Every line below that holds the word "background" must be listed.

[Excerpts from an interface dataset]
--- START ---
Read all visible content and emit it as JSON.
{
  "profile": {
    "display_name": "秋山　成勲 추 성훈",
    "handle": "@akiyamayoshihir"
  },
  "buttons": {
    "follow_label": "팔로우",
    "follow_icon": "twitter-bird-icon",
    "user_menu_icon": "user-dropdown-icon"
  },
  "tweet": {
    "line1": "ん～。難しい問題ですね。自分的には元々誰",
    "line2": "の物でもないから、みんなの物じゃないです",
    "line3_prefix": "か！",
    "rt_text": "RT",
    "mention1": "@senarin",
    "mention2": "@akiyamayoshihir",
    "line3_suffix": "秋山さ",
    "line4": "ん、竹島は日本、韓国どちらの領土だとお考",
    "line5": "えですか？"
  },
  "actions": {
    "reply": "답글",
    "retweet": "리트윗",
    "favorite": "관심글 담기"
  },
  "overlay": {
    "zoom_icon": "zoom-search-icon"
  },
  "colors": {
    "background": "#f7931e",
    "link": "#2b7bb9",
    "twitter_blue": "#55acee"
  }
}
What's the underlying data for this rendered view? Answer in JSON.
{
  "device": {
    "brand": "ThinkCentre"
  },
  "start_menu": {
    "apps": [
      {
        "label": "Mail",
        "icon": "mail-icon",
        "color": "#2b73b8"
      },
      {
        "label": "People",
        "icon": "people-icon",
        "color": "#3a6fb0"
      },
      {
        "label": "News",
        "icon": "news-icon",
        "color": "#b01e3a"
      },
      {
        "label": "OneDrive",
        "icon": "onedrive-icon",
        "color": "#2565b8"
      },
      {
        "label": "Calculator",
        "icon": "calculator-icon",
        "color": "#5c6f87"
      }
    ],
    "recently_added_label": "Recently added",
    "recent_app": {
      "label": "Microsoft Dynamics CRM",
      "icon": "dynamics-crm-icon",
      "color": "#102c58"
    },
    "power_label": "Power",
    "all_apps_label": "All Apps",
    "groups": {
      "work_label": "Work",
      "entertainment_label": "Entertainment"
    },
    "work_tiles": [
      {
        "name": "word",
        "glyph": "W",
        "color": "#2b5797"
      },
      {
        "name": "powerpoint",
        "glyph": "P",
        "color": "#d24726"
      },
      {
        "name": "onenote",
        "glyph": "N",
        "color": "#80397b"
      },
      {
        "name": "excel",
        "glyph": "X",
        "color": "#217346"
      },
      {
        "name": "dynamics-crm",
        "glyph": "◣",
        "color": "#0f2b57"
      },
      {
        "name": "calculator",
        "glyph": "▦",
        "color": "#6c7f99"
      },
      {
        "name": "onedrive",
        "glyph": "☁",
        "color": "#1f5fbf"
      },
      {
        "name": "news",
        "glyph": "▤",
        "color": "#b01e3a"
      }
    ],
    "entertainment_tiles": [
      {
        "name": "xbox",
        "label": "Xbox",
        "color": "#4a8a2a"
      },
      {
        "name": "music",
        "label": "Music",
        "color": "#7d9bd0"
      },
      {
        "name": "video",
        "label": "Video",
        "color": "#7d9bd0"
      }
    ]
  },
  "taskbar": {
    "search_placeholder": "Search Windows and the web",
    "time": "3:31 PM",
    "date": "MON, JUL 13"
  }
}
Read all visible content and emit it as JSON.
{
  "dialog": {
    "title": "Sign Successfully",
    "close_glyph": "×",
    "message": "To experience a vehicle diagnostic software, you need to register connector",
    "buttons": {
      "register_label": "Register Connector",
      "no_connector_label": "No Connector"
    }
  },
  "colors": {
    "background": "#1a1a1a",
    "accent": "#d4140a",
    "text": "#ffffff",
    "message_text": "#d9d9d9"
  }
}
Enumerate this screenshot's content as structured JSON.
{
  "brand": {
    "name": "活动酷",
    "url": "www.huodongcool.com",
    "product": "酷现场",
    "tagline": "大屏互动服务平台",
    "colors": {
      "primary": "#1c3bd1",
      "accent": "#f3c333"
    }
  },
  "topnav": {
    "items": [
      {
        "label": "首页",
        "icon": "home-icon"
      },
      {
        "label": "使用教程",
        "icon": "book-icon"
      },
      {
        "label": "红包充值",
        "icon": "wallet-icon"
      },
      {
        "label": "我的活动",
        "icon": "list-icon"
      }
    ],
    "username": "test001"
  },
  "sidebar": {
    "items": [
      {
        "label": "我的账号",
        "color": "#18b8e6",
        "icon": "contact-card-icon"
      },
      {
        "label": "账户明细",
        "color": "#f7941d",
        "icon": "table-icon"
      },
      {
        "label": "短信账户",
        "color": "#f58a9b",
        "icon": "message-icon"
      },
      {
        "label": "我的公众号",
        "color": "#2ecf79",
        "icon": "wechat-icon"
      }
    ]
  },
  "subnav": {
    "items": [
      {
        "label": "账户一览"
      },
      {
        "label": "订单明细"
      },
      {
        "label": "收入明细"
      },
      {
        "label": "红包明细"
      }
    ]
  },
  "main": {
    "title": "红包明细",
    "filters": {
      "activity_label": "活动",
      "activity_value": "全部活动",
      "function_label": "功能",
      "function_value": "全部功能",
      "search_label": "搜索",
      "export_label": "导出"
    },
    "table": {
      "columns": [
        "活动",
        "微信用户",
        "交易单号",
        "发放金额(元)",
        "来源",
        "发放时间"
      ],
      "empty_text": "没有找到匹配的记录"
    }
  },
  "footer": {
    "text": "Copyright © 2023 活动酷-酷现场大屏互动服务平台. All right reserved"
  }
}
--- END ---
### SOLUTION TO THIS EXERCISE
    "background": "#f7931e",
    "background": "#1a1a1a",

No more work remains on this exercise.